[Component data from apps and pages]
:::

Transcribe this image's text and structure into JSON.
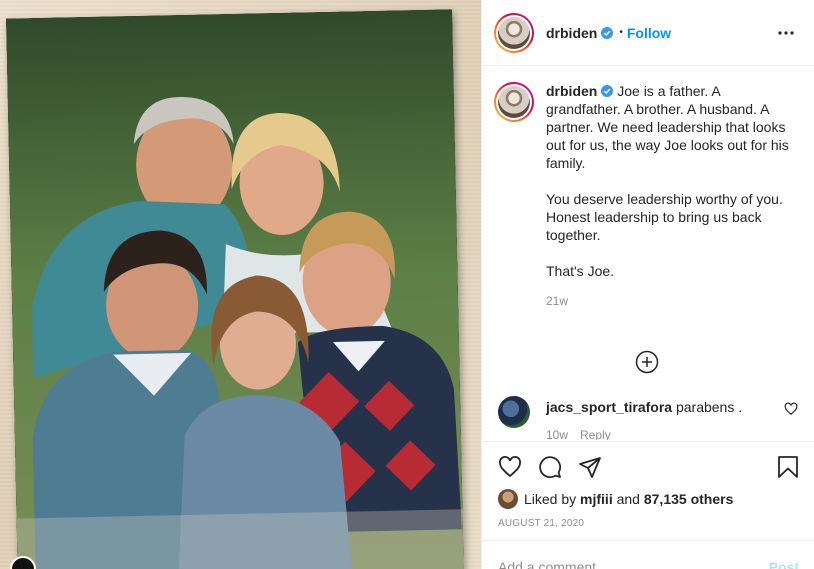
{
  "post": {
    "username": "drbiden",
    "follow_label": "Follow",
    "separator": "•",
    "more_icon": "more-horizontal-icon",
    "photo_alt": "Family portrait photograph"
  },
  "caption": {
    "username": "drbiden",
    "paragraphs": [
      "Joe is a father. A grandfather. A brother. A husband. A partner. We need leadership that looks out for us, the way Joe looks out for his family.",
      "You deserve leadership worthy of you. Honest leadership to bring us back together.",
      "That's Joe."
    ],
    "time": "21w"
  },
  "load_more_icon": "plus-circle-icon",
  "comments": [
    {
      "username": "jacs_sport_tirafora",
      "text": "parabens .",
      "time": "10w",
      "reply_label": "Reply"
    }
  ],
  "actions": {
    "icons": [
      "heart-icon",
      "comment-icon",
      "share-icon",
      "bookmark-icon"
    ]
  },
  "likes": {
    "prefix": "Liked by",
    "user": "mjfiii",
    "joiner": "and",
    "count_text": "87,135 others"
  },
  "date": "AUGUST 21, 2020",
  "comment_box": {
    "placeholder": "Add a comment...",
    "post_label": "Post"
  },
  "colors": {
    "accent": "#0095f6",
    "post_disabled": "#b2dffc",
    "muted": "#8e8e8e",
    "text": "#262626"
  }
}
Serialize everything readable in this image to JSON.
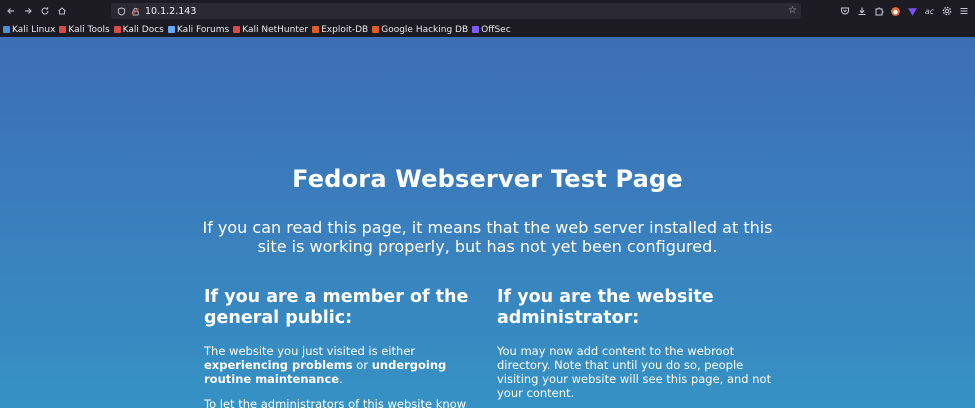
{
  "browser": {
    "url": "10.1.2.143",
    "bookmarks": [
      {
        "label": "Kali Linux",
        "color": "#4a90d9"
      },
      {
        "label": "Kali Tools",
        "color": "#d94a4a"
      },
      {
        "label": "Kali Docs",
        "color": "#d94a4a"
      },
      {
        "label": "Kali Forums",
        "color": "#6aa8ff"
      },
      {
        "label": "Kali NetHunter",
        "color": "#d94a4a"
      },
      {
        "label": "Exploit-DB",
        "color": "#e05a2a"
      },
      {
        "label": "Google Hacking DB",
        "color": "#e05a2a"
      },
      {
        "label": "OffSec",
        "color": "#7a5cff"
      }
    ]
  },
  "page": {
    "title": "Fedora Webserver Test Page",
    "lead": "If you can read this page, it means that the web server installed at this site is working properly, but has not yet been configured.",
    "public": {
      "heading": "If you are a member of the general public:",
      "p1_before": "The website you just visited is either ",
      "p1_bold1": "experiencing problems",
      "p1_mid": " or ",
      "p1_bold2": "undergoing routine maintenance",
      "p1_after": ".",
      "p2": "To let the administrators of this website know"
    },
    "admin": {
      "heading": "If you are the website administrator:",
      "p1": "You may now add content to the webroot directory. Note that until you do so, people visiting your website will see this page, and not your content."
    }
  },
  "colors": {
    "page_top": "#3c6eb4",
    "page_bottom": "#3592c4",
    "chrome": "#1c1b22"
  }
}
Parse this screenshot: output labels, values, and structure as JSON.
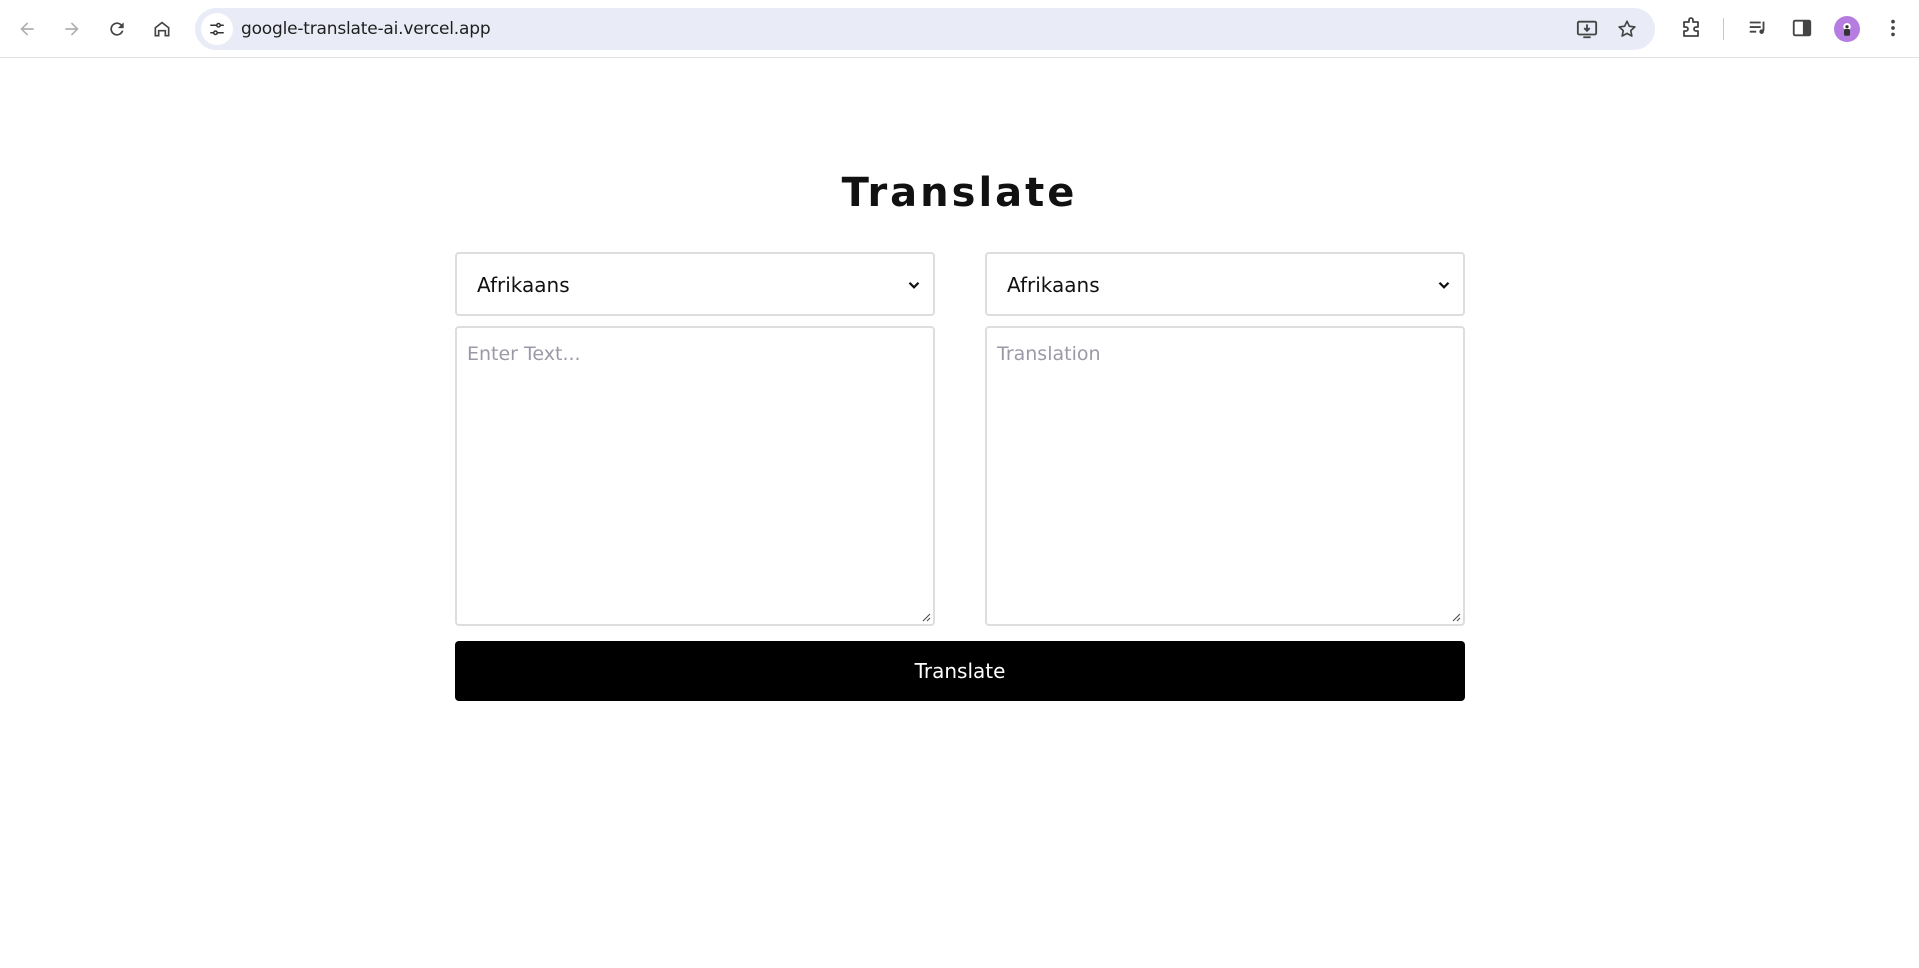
{
  "browser": {
    "url": "google-translate-ai.vercel.app"
  },
  "app": {
    "title": "Translate",
    "source_language": "Afrikaans",
    "target_language": "Afrikaans",
    "source_placeholder": "Enter Text...",
    "target_placeholder": "Translation",
    "translate_button_label": "Translate"
  },
  "icons": {
    "back": "back-arrow-icon",
    "forward": "forward-arrow-icon",
    "reload": "reload-icon",
    "home": "home-icon",
    "site_info": "tune-icon",
    "install": "install-app-icon",
    "bookmark": "star-icon",
    "extensions": "puzzle-icon",
    "media": "media-control-icon",
    "side_panel": "side-panel-icon",
    "profile": "avatar-icon",
    "menu": "kebab-menu-icon"
  },
  "colors": {
    "button_bg": "#000000",
    "omnibox_bg": "#e9ecf6",
    "avatar_bg": "#b57de0",
    "placeholder": "#9a9aa6"
  }
}
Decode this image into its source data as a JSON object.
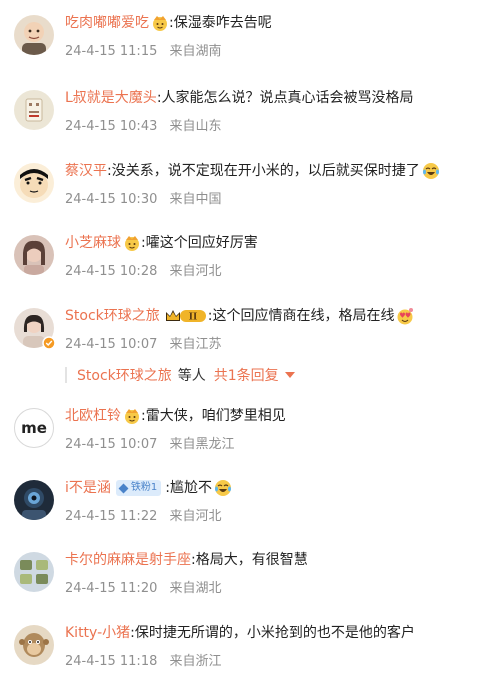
{
  "comments": [
    {
      "username": "吃肉嘟嘟爱吃",
      "badge": "crown-emoji",
      "text": "保湿泰咋去告呢",
      "date": "24-4-15",
      "time": "11:15",
      "location": "来自湖南",
      "avatar_colors": [
        "#e9dccb",
        "#6b5a4a"
      ]
    },
    {
      "username": "L叔就是大魔头",
      "text": "人家能怎么说？说点真心话会被骂没格局",
      "date": "24-4-15",
      "time": "10:43",
      "location": "来自山东",
      "avatar_colors": [
        "#ece6d6",
        "#9c7a63"
      ]
    },
    {
      "username": "蔡汉平",
      "text": "没关系，说不定现在开小米的，以后就买保时捷了",
      "emoji": "laugh-cry-emoji",
      "date": "24-4-15",
      "time": "10:30",
      "location": "来自中国",
      "avatar_colors": [
        "#f6dcb8",
        "#111111"
      ]
    },
    {
      "username": "小芝麻球",
      "badge": "crown-emoji",
      "text": "嚯这个回应好厉害",
      "date": "24-4-15",
      "time": "10:28",
      "location": "来自河北",
      "avatar_colors": [
        "#c9a99f",
        "#5b4038"
      ]
    },
    {
      "username": "Stock环球之旅",
      "vip_label": "II",
      "text": "这个回应情商在线，格局在线",
      "emoji": "love-emoji",
      "date": "24-4-15",
      "time": "10:07",
      "location": "来自江苏",
      "avatar_colors": [
        "#d8c7bb",
        "#2d2522"
      ]
    },
    {
      "username": "北欧杠铃",
      "badge": "crown-emoji",
      "text": "雷大侠，咱们梦里相见",
      "date": "24-4-15",
      "time": "10:07",
      "location": "来自黑龙江",
      "avatar_text": "me"
    },
    {
      "username": "i不是涵",
      "fan_badge": "铁粉1",
      "text": "尴尬不",
      "emoji": "laugh-cry-emoji",
      "date": "24-4-15",
      "time": "11:22",
      "location": "来自河北",
      "avatar_colors": [
        "#1f2b3a",
        "#6aa6d8"
      ]
    },
    {
      "username": "卡尔的麻麻是射手座",
      "text": "格局大，有很智慧",
      "date": "24-4-15",
      "time": "11:20",
      "location": "来自湖北",
      "avatar_colors": [
        "#cfd9e2",
        "#7a8b5a"
      ]
    },
    {
      "username": "Kitty-小猪",
      "text": "保时捷无所谓的，小米抢到的也不是他的客户",
      "date": "24-4-15",
      "time": "11:18",
      "location": "来自浙江",
      "avatar_colors": [
        "#e6d9c4",
        "#7c6040"
      ]
    }
  ],
  "sub_reply": {
    "name": "Stock环球之旅",
    "suffix": "等人",
    "count": "共1条回复"
  },
  "separator": ":",
  "colors": {
    "username": "#eb7350",
    "meta": "#8f8f8f",
    "text": "#222222"
  }
}
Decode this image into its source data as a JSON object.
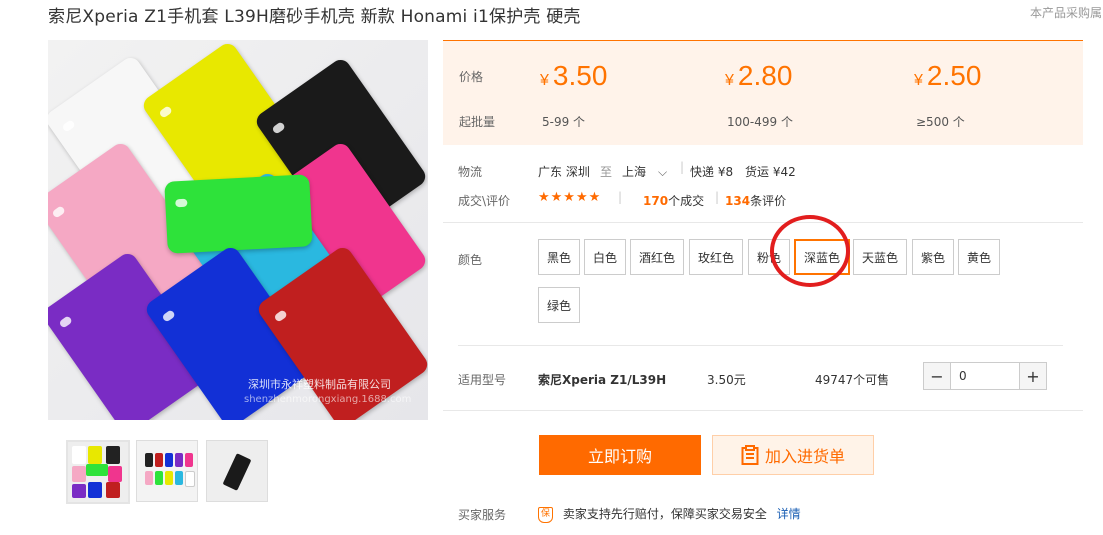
{
  "product": {
    "title": "索尼Xperia Z1手机套 L39H磨砂手机壳 新款 Honami i1保护壳 硬壳",
    "note": "本产品采购属",
    "watermark": "深圳市永祥塑料制品有限公司",
    "watermark_sub": "shenzhenmorongxiang.1688.com"
  },
  "pricing": {
    "price_label": "价格",
    "moq_label": "起批量",
    "currency": "¥",
    "tiers": [
      {
        "price": "3.50",
        "qty": "5-99 个"
      },
      {
        "price": "2.80",
        "qty": "100-499 个"
      },
      {
        "price": "2.50",
        "qty": "≥500 个"
      }
    ]
  },
  "logistics": {
    "label": "物流",
    "from": "广东 深圳",
    "to_word": "至",
    "dest": "上海",
    "express": "快递 ¥8",
    "freight": "货运 ¥42"
  },
  "reviews": {
    "label": "成交\\评价",
    "stars": "★★★★★",
    "deals_count": "170",
    "deals_suffix": "个成交",
    "review_count": "134",
    "review_suffix": "条评价"
  },
  "colors": {
    "label": "颜色",
    "options": [
      "黑色",
      "白色",
      "酒红色",
      "玫红色",
      "粉色",
      "深蓝色",
      "天蓝色",
      "紫色",
      "黄色",
      "绿色"
    ],
    "selected": "深蓝色"
  },
  "model": {
    "label": "适用型号",
    "name": "索尼Xperia Z1/L39H",
    "price": "3.50元",
    "stock": "49747个可售",
    "quantity": "0",
    "minus": "−",
    "plus": "+"
  },
  "actions": {
    "buy": "立即订购",
    "cart": "加入进货单"
  },
  "service": {
    "label": "买家服务",
    "badge": "保",
    "text": "卖家支持先行赔付，保障买家交易安全",
    "link": "详情"
  },
  "accent_color": "#ff6a00"
}
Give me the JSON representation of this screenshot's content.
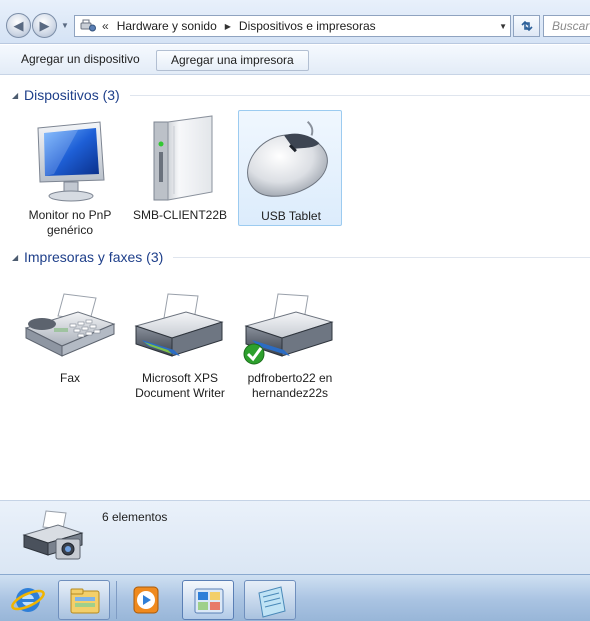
{
  "address_bar": {
    "overflow_marker": "«",
    "breadcrumbs": [
      "Hardware y sonido",
      "Dispositivos e impresoras"
    ],
    "search_placeholder": "Buscar"
  },
  "command_bar": {
    "add_device_label": "Agregar un dispositivo",
    "add_printer_label": "Agregar una impresora"
  },
  "groups": {
    "devices": {
      "title": "Dispositivos (3)",
      "items": [
        {
          "label": "Monitor no PnP genérico",
          "icon": "monitor-icon"
        },
        {
          "label": "SMB-CLIENT22B",
          "icon": "computer-tower-icon"
        },
        {
          "label": "USB Tablet",
          "icon": "mouse-icon",
          "selected": true
        }
      ]
    },
    "printers": {
      "title": "Impresoras y faxes (3)",
      "items": [
        {
          "label": "Fax",
          "icon": "fax-icon"
        },
        {
          "label": "Microsoft XPS Document Writer",
          "icon": "printer-icon"
        },
        {
          "label": "pdfroberto22 en hernandez22s",
          "icon": "default-printer-icon",
          "default": true
        }
      ]
    }
  },
  "details": {
    "count_text": "6 elementos",
    "icon": "printer-camera-icon"
  },
  "taskbar": {
    "buttons": [
      "internet-explorer-icon",
      "windows-explorer-icon",
      "media-player-icon",
      "control-panel-icon",
      "notepad-icon"
    ]
  },
  "colors": {
    "group_title": "#1e3f8a",
    "selection": "#dcecfc",
    "taskbar": "#a9c3e2",
    "default_check": "#2da02d"
  }
}
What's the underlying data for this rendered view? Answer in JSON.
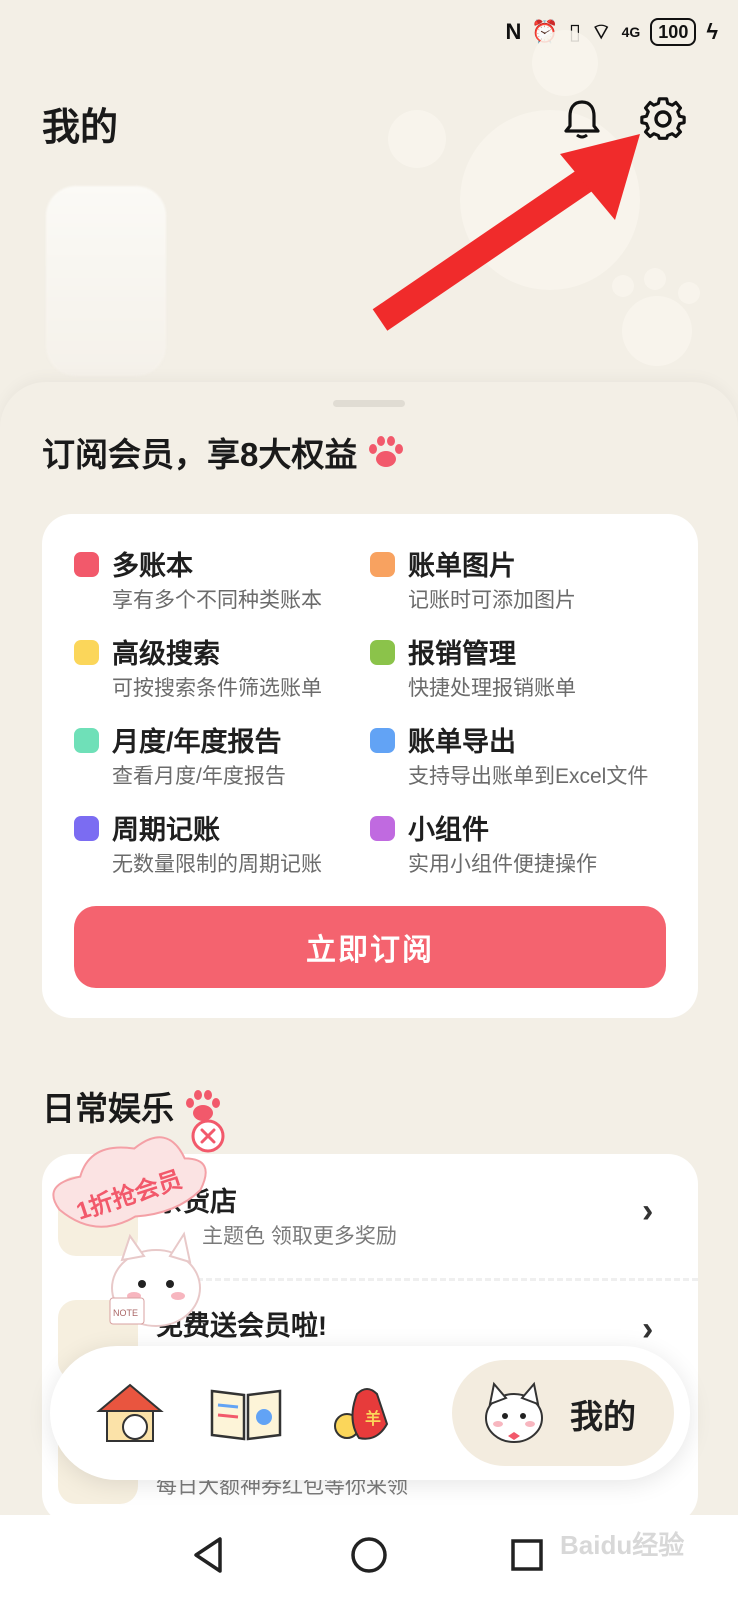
{
  "status_bar": {
    "battery": "100",
    "network": "4G"
  },
  "header": {
    "title": "我的"
  },
  "membership": {
    "title": "订阅会员，享8大权益",
    "features": [
      {
        "name": "多账本",
        "desc": "享有多个不同种类账本",
        "color": "#f2596b"
      },
      {
        "name": "账单图片",
        "desc": "记账时可添加图片",
        "color": "#f8a260"
      },
      {
        "name": "高级搜索",
        "desc": "可按搜索条件筛选账单",
        "color": "#fbd65a"
      },
      {
        "name": "报销管理",
        "desc": "快捷处理报销账单",
        "color": "#8bc34a"
      },
      {
        "name": "月度/年度报告",
        "desc": "查看月度/年度报告",
        "color": "#6fe0b8"
      },
      {
        "name": "账单导出",
        "desc": "支持导出账单到Excel文件",
        "color": "#62a3f5"
      },
      {
        "name": "周期记账",
        "desc": "无数量限制的周期记账",
        "color": "#7b6cf2"
      },
      {
        "name": "小组件",
        "desc": "实用小组件便捷操作",
        "color": "#c06ae0"
      }
    ],
    "subscribe_label": "立即订阅"
  },
  "entertainment": {
    "title": "日常娱乐",
    "items": [
      {
        "title": "杂货店",
        "sub": "主题色 领取更多奖励"
      },
      {
        "title": "免费送会员啦!",
        "sub": ""
      },
      {
        "title": "",
        "sub": "每日大额神券红包等你来领"
      }
    ]
  },
  "promo": {
    "label": "1折抢会员",
    "note": "NOTE"
  },
  "tabbar": {
    "active_label": "我的"
  },
  "watermark": "Baidu经验"
}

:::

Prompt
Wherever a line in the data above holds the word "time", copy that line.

Exercise output
    "time": "21w"
      "time": "10w",
      "time": "11:15",
      "time": "10:43",
      "time": "10:30",
      "time": "10:28",
      "time": "10:07",
      "time": "10:07",
      "time": "11:22",
      "time": "11:20",
      "time": "11:18",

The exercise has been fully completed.